“The CSO has a special connection with Richard Strauss,” Langrée states. “Strauss is simply in this orchestra’s DNA.” Strauss himself conducted his Death and Transfiguration, Don Juan and several songs at Music Hall in 1904; rather more recently, Langrée has led the Alpine Symphony, Don Juan, Metamorphosen, and The Four Last Songs with soprano Renée Fleming.
Opening his program with the Schumann Concerto, “the pairing with Strauss will be a full showcase of CSO musicianship,” Langrée says. “This is not a symphonic concerto, like Brahms’ First,” he says. “It’s more like chamber music. Particularly with a soloist like Hélène, it will be a constant kaleidoscope between collective and personal music-making.”

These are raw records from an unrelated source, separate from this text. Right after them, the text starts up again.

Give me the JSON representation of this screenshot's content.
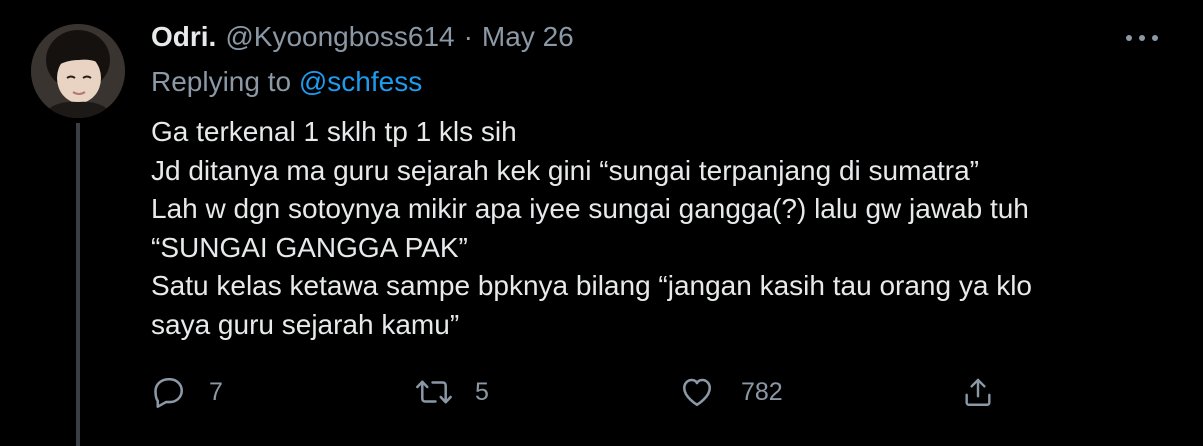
{
  "tweet": {
    "author": {
      "display_name": "Odri.",
      "handle": "@Kyoongboss614",
      "separator": "·",
      "date": "May 26"
    },
    "reply": {
      "prefix": "Replying to",
      "target": "@schfess"
    },
    "body_lines": [
      "Ga terkenal 1 sklh tp 1 kls sih",
      "Jd ditanya ma guru sejarah kek gini “sungai terpanjang di sumatra”",
      "Lah w dgn sotoynya mikir apa iyee sungai gangga(?) lalu gw jawab tuh",
      "“SUNGAI GANGGA PAK”",
      "Satu kelas ketawa sampe bpknya bilang “jangan kasih tau orang ya klo",
      "saya guru sejarah kamu”"
    ],
    "actions": {
      "reply_count": "7",
      "retweet_count": "5",
      "like_count": "782"
    }
  },
  "icons": {
    "avatar": "avatar",
    "more": "more-horizontal-icon",
    "reply": "reply-bubble-icon",
    "retweet": "retweet-icon",
    "like": "heart-icon",
    "share": "share-icon"
  },
  "colors": {
    "background": "#000000",
    "primary_text": "#e7e9ea",
    "secondary_text": "#8b98a5",
    "link": "#1d9bf0",
    "thread_line": "#3b3f43"
  }
}
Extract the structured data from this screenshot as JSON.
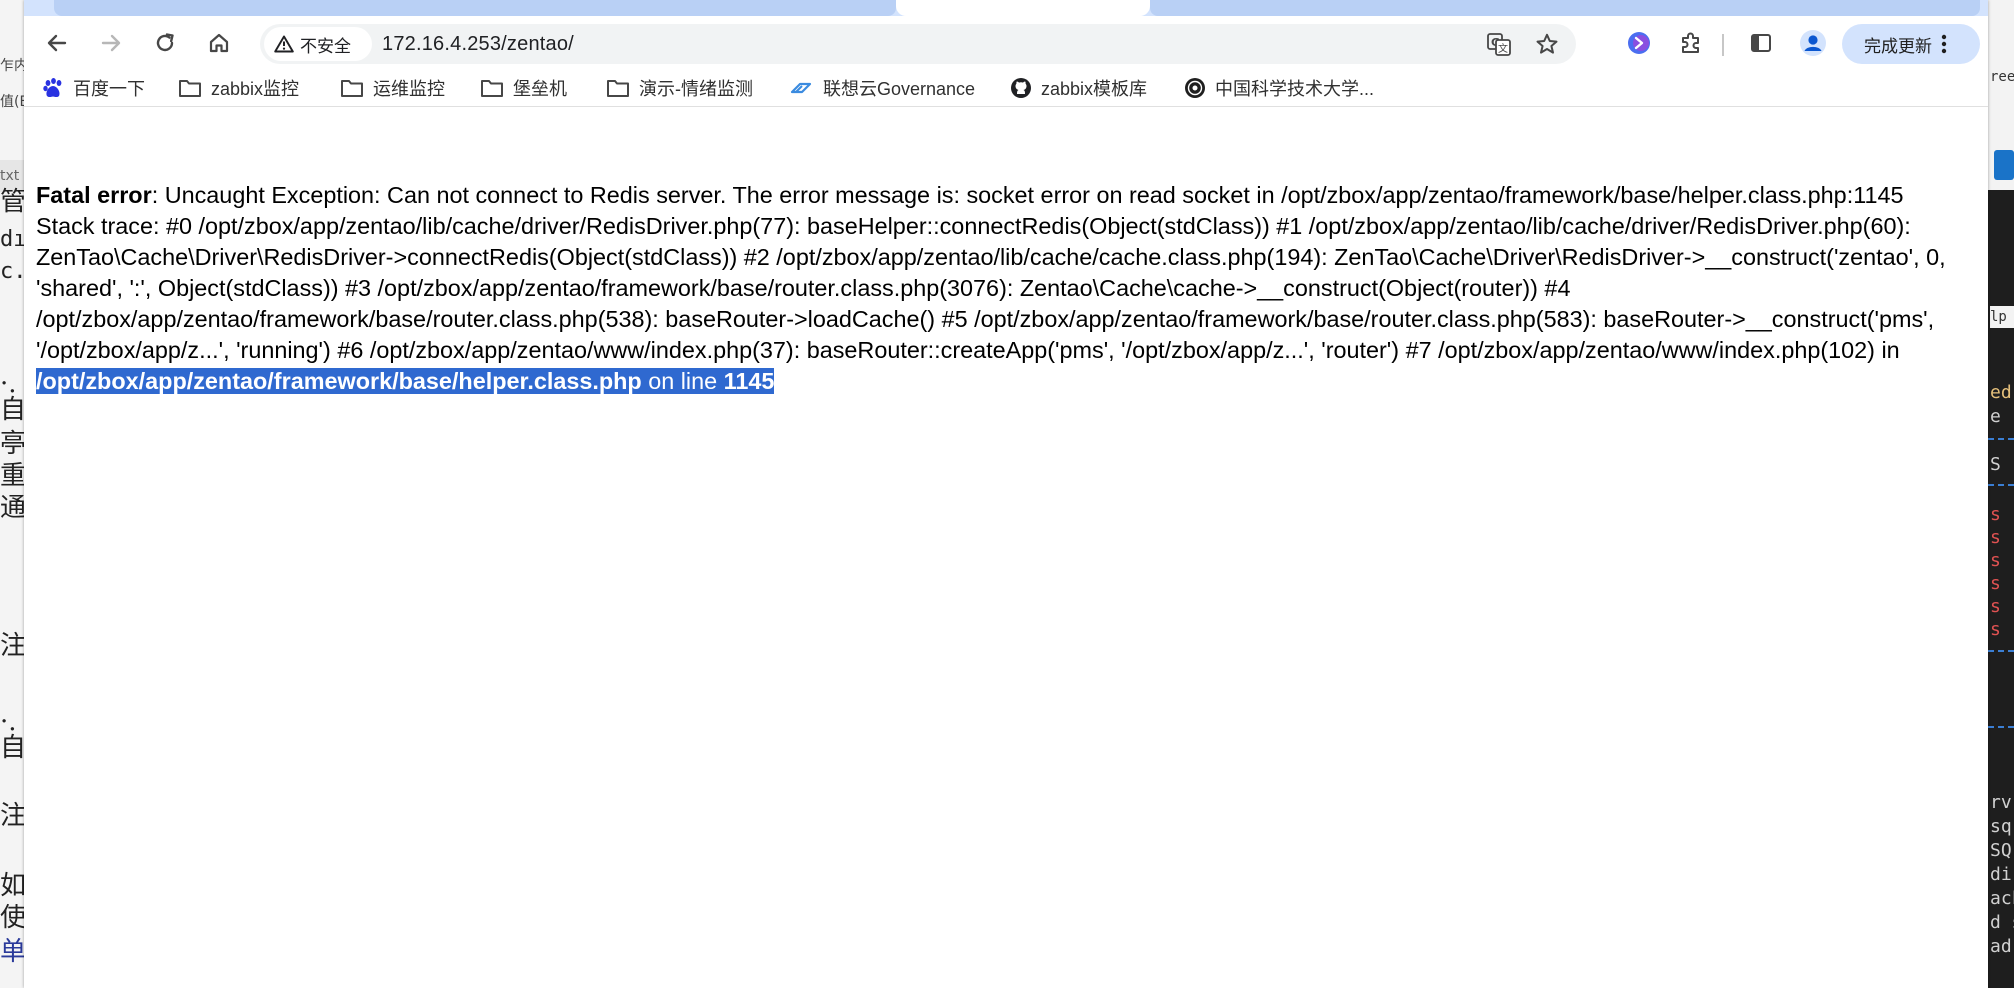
{
  "browser": {
    "security_label": "不安全",
    "url": "172.16.4.253/zentao/",
    "update_button_label": "完成更新"
  },
  "bookmarks": [
    {
      "label": "百度一下",
      "icon": "baidu-paw-icon"
    },
    {
      "label": "zabbix监控",
      "icon": "folder-icon"
    },
    {
      "label": "运维监控",
      "icon": "folder-icon"
    },
    {
      "label": "堡垒机",
      "icon": "folder-icon"
    },
    {
      "label": "演示-情绪监测",
      "icon": "folder-icon"
    },
    {
      "label": "联想云Governance",
      "icon": "lenovo-cloud-icon"
    },
    {
      "label": "zabbix模板库",
      "icon": "github-icon"
    },
    {
      "label": "中国科学技术大学...",
      "icon": "ustc-logo-icon"
    }
  ],
  "error": {
    "label": "Fatal error",
    "message": ": Uncaught Exception: Can not connect to Redis server. The error message is: socket error on read socket in /opt/zbox/app/zentao/framework/base/helper.class.php:1145 Stack trace: #0 /opt/zbox/app/zentao/lib/cache/driver/RedisDriver.php(77): baseHelper::connectRedis(Object(stdClass)) #1 /opt/zbox/app/zentao/lib/cache/driver/RedisDriver.php(60): ZenTao\\Cache\\Driver\\RedisDriver->connectRedis(Object(stdClass)) #2 /opt/zbox/app/zentao/lib/cache/cache.class.php(194): ZenTao\\Cache\\Driver\\RedisDriver->__construct('zentao', 0, 'shared', ':', Object(stdClass)) #3 /opt/zbox/app/zentao/framework/base/router.class.php(3076): Zentao\\Cache\\cache->__construct(Object(router)) #4 /opt/zbox/app/zentao/framework/base/router.class.php(538): baseRouter->loadCache() #5 /opt/zbox/app/zentao/framework/base/router.class.php(583): baseRouter->__construct('pms', '/opt/zbox/app/z...', 'running') #6 /opt/zbox/app/zentao/www/index.php(37): baseRouter::createApp('pms', '/opt/zbox/app/z...', 'router') #7 /opt/zbox/app/zentao/www/index.php(102) in ",
    "file": "/opt/zbox/app/zentao/framework/base/helper.class.php",
    "line_word": " on line ",
    "line_number": "1145"
  },
  "background_left": {
    "glyphs": [
      "管",
      "dı",
      "c.",
      "·.",
      "自",
      "亭",
      "重",
      "通",
      "注",
      "·.",
      "自",
      "注",
      "如",
      "使",
      "单"
    ],
    "partial_labels": [
      "乍内",
      "值(E)",
      "txt"
    ]
  },
  "background_right": {
    "lines": [
      "ed",
      "e",
      "S",
      "s",
      "s",
      "s",
      "s",
      "s",
      "s",
      "rv",
      "sq",
      "SQ",
      "di",
      "ack",
      "d s",
      "ad"
    ],
    "partial_labels": [
      "ree",
      "lp"
    ]
  }
}
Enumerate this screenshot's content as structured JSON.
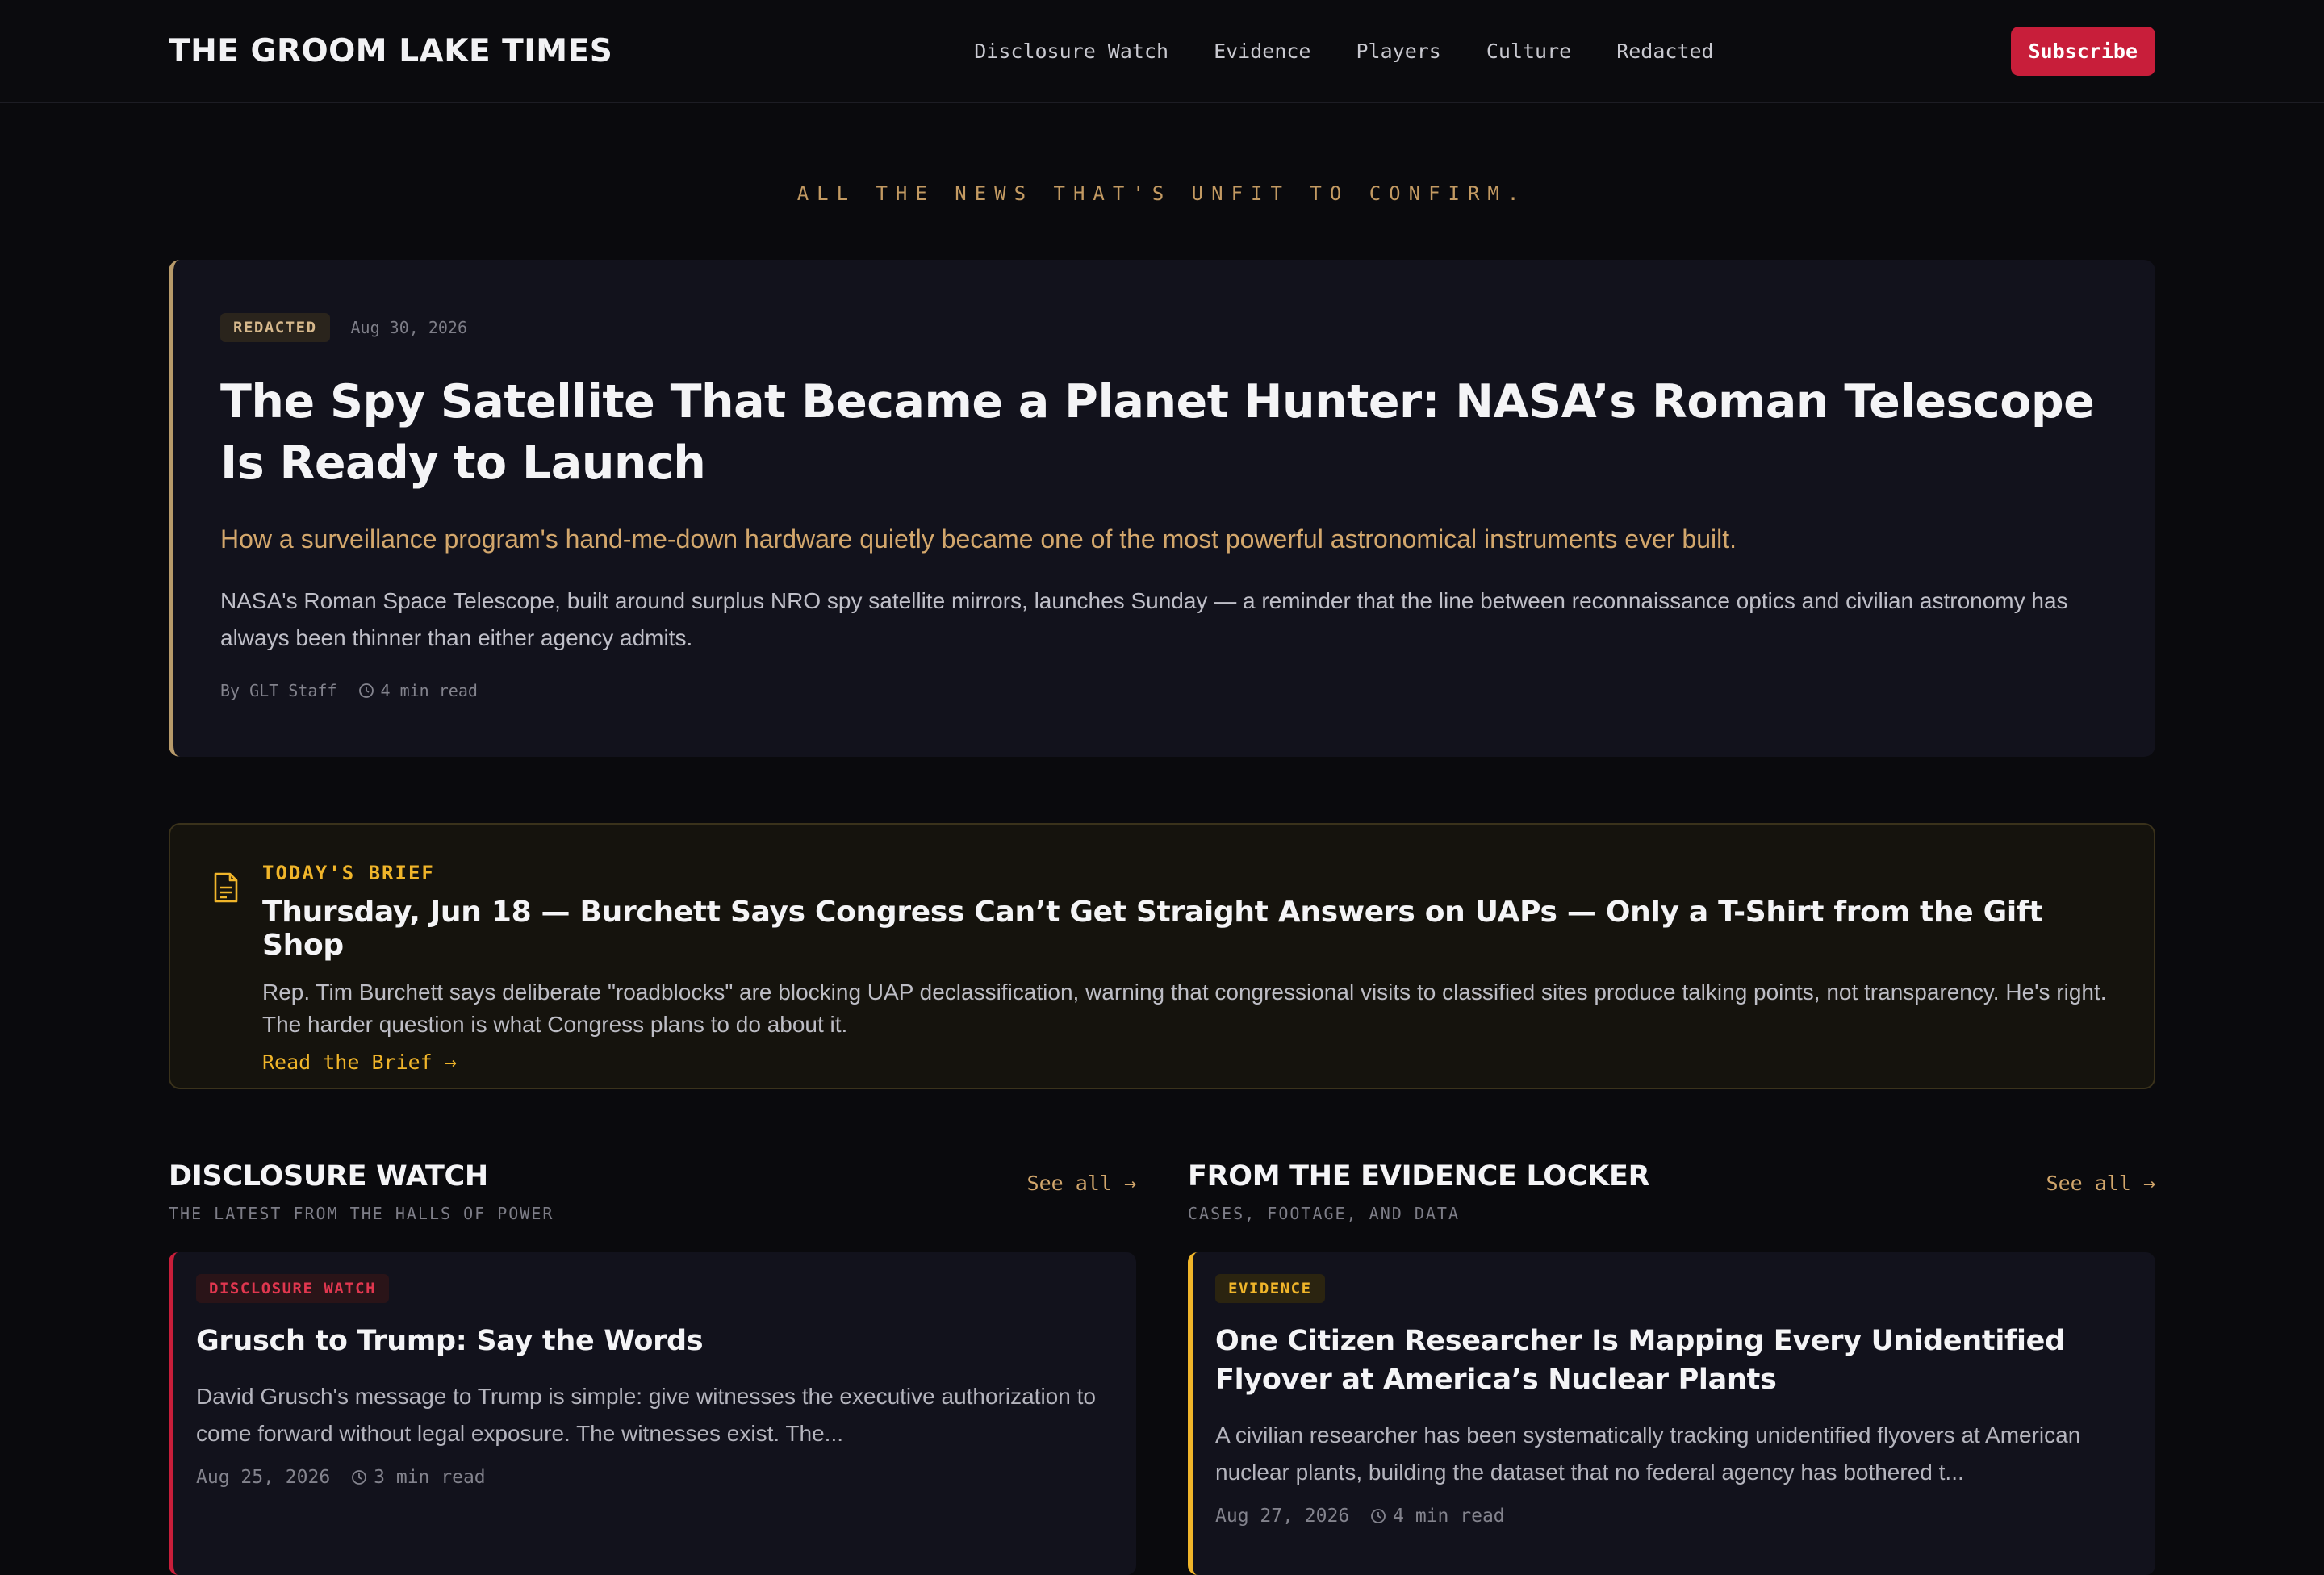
{
  "brand": "THE GROOM LAKE TIMES",
  "nav": [
    "Disclosure Watch",
    "Evidence",
    "Players",
    "Culture",
    "Redacted"
  ],
  "subscribe": "Subscribe",
  "tagline": "ALL THE NEWS THAT'S UNFIT TO CONFIRM.",
  "hero": {
    "badge": "REDACTED",
    "date": "Aug 30, 2026",
    "title": "The Spy Satellite That Became a Planet Hunter: NASA’s Roman Telescope Is Ready to Launch",
    "deck": "How a surveillance program's hand-me-down hardware quietly became one of the most powerful astronomical instruments ever built.",
    "body": "NASA's Roman Space Telescope, built around surplus NRO spy satellite mirrors, launches Sunday — a reminder that the line between reconnaissance optics and civilian astronomy has always been thinner than either agency admits.",
    "author": "By GLT Staff",
    "read": "4 min read"
  },
  "brief": {
    "label": "TODAY'S BRIEF",
    "title": "Thursday, Jun 18 — Burchett Says Congress Can’t Get Straight Answers on UAPs — Only a T-Shirt from the Gift Shop",
    "body": "Rep. Tim Burchett says deliberate \"roadblocks\" are blocking UAP declassification, warning that congressional visits to classified sites produce talking points, not transparency. He's right. The harder question is what Congress plans to do about it.",
    "cta": "Read the Brief →"
  },
  "disclosure": {
    "title": "DISCLOSURE WATCH",
    "subtitle": "THE LATEST FROM THE HALLS OF POWER",
    "see_all": "See all →",
    "card": {
      "badge": "DISCLOSURE WATCH",
      "title": "Grusch to Trump: Say the Words",
      "excerpt": "David Grusch's message to Trump is simple: give witnesses the executive authorization to come forward without legal exposure. The witnesses exist. The...",
      "date": "Aug 25, 2026",
      "read": "3 min read"
    }
  },
  "evidence": {
    "title": "FROM THE EVIDENCE LOCKER",
    "subtitle": "CASES, FOOTAGE, AND DATA",
    "see_all": "See all →",
    "card": {
      "badge": "EVIDENCE",
      "title": "One Citizen Researcher Is Mapping Every Unidentified Flyover at America’s Nuclear Plants",
      "excerpt": "A civilian researcher has been systematically tracking unidentified flyovers at American nuclear plants, building the dataset that no federal agency has bothered t...",
      "date": "Aug 27, 2026",
      "read": "4 min read"
    }
  },
  "colors": {
    "accent_red": "#c81e3a",
    "accent_gold": "#f0b52a",
    "tan": "#d3a76c",
    "bg": "#0a0a0d"
  }
}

Langrée dipped a toe in Also sprach Zarathustra, a tone poem inspired by Friedrich Nietzsche’s philosophical novel, when he conducted the opening of the work at Lumenocity, the CSO’s former high-tech outdoor sound-and-light show. “The beginning of the piece is such a blockbuster, famous even to people who have never been to a classical concert,” he says. “But Zarathustra is a masterpiece that goes well beyond the opening fanfare.”